Generative AI has captured the general public's attention, but that sense of excitement doesn't mean executives believe it's ready to be deployed in the business
Just one in ten technology leaders globally report having large-scale implementations of AI, according to Nash Squared's annual Digital Leadership Report, which is the world's largest and longest-running annual survey of technology chiefs.
What's more, the hype surrounding generative AI has done little to encourage further investment in artificial intelligence -- Nash Squared reports the one in ten proportion who spend big on AI hasn't changed for five years.
From the outside looking in, it seems the bark of AI is a lot louder than the bite. While everyone's talking about generative AI and machine learning, very few companies are investing in large-scale AI implementations.
However, Bev White, CEO of digital transformation and recruitment specialist Nash Squared, says in an interview with ZDNET that it's important to place these headline figures in context.
Yes, few businesses are spending big on AI right now, but lots of organizations are starting to investigate emerging technology.
"What we are seeing is actually quite an uptake," says White, who says interest in AI is at the research rather than the production stage.
Around half of companies (49%) are piloting or conducting a small-scale implementation of AI, and a third are exploring generative AI.
Second, a lot of emerging technology -- particularly generative AI -- remains at a nascent stage of development. Each new iteration of a well-known large language model, such as OpenAI's ChatGPT, brings new developments and opportunities, but also risks, says White.
"You're accountable as a CIO or CTO of a big enterprise. You want to be sure about what you're doing with AI," she says. "There's such a big risk here that you need to think about your exposure -- what do you need to protect the people that work for your business? What policies do you want to have?"
White talks about the importance of AI security and privacy, particularly when it comes to the potential for staff to train models using data that's owned by someone else, which could open the door to litigation.
"There's a big risk that people can cut and paste," she says. "I'm not saying generative AI isn't good. I'm really a fan.

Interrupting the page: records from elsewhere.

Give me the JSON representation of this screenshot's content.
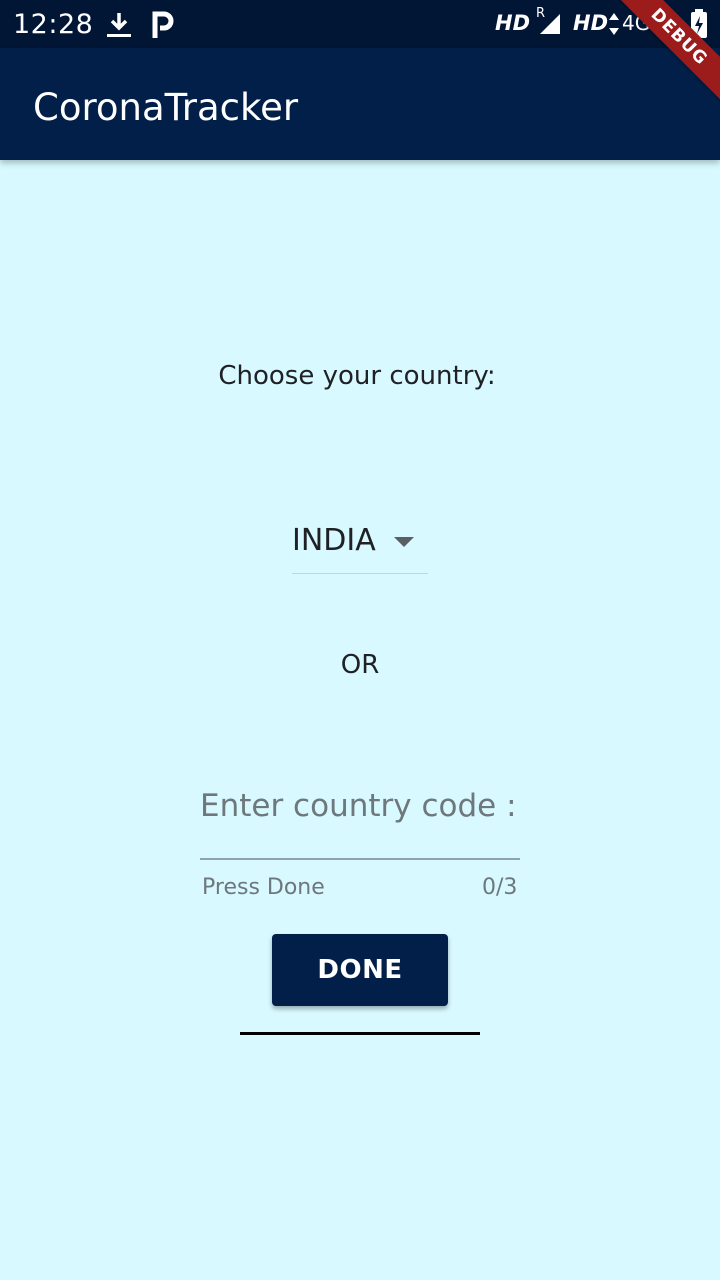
{
  "status_bar": {
    "time": "12:28",
    "hd_1": "HD",
    "roaming": "R",
    "hd_2": "HD",
    "network": "4G"
  },
  "app_bar": {
    "title": "CoronaTracker",
    "debug_banner": "DEBUG"
  },
  "main": {
    "choose_label": "Choose your country:",
    "dropdown_value": "INDIA",
    "or_label": "OR",
    "code_field": {
      "value": "",
      "placeholder": "Enter country code :",
      "helper": "Press Done",
      "counter": "0/3"
    },
    "done_label": "DONE"
  },
  "colors": {
    "background": "#d7f9ff",
    "app_bar": "#011f49",
    "status_bar": "#011635",
    "debug_banner": "#9c1b1b"
  }
}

But I am saying that you've got to be very consciously aware of the sources of data and the decisions you make off the back of that information."
Given these concerns about emerging technology, it might seem strange that Nash Squared reports that only 15% of digital leaders feel prepared for the demands of generative AI.
However, White says this lack of preparedness is understandable given the lack of clarity around both how to implement AI safely and securely today, and the potential for sudden changes in direction in the not-so-distant future.
"If you're accountable for the security, safety, and the reputation of using this technology inside your business, you'd better make sure you've thought everything through, and also that you take your board with you and educate them along the way," she says.
"A lot of chief executives know that they've got to have AI somewhere in their mix, because it's going to provide a competitive advantage, but they don't know where yet. It's a discovery phase, really."
White says the focus on exploration and investigation also helps to explain why just 21% of global organizations have an AI policy in place, and more than a third (36%) have no plans to create such a policy.
"How many innovative projects do you know that started with people thinking about potential gates and failure points?" She says.
"Mostly you start with, 'Wow, where could I go with this?' And then you figure out what gates you need to close around you to keep your project and data safe and contained."
However, while professionals want to live a little when it comes to exploring the opportunities of AI, the research -- which surveyed more than 2,000 digital leaders globally -- suggests CIOs aren't oblivious to the need for strong governance in this fast-moving area.
In most cases, digital leaders are looking for regulations to help their organizations investigate AI safely and securely.
Yet they're also unconvinced that rules for AI from industry or government bodies will be effective.
While 88% of digital leaders believe heavier AI regulation is essential, as many as 61% say tighter regulation won't solve all the issues and risks that come with emerging technology.
"You'll always need a straw man to push back at. And it's good to have guidance from industry bodies and from governments that you can push your own thinking up against," says White. "But you won't necessarily like it. If it's carried through and put into law, then suddenly you've got to adhere to it and find a way of keeping within those guidelines. So, regulation can be a blessing and a curse."
Even if regulations are slow to emerge in the fast-moving area of AI, White says that's no excuse for complacency for the companies who are looking to investigate the technology.
Digital leaders, particularly security chiefs, should be thinking right now about their own guardrails for the use of AI within the enterprise.
And that's something that's happening within her own organization.
"Our CISO has been thinking about generative AI and how it can be a real gift to cyber criminals. It can open doors innocently to important, big chunks of data. It could mean access to your secret sauce. You have to weigh up the risks alongside the benefits," she says.
With that balance in mind, White issues a word of warning to professionals -- get ready for some high-profile AI incidents.
Just as a cybersecurity incident that affects a few people can help to show the risks to many others, AI incidents -- such as data leaks, hallucinations, and litigations -- will cause senior professionals to pause and reflect as they explore emerging technology.
"As leaders, we need to be concerned, but we also need to be curious. We need to lean in and get involved, so that we can see the opportunities that are out there," she says.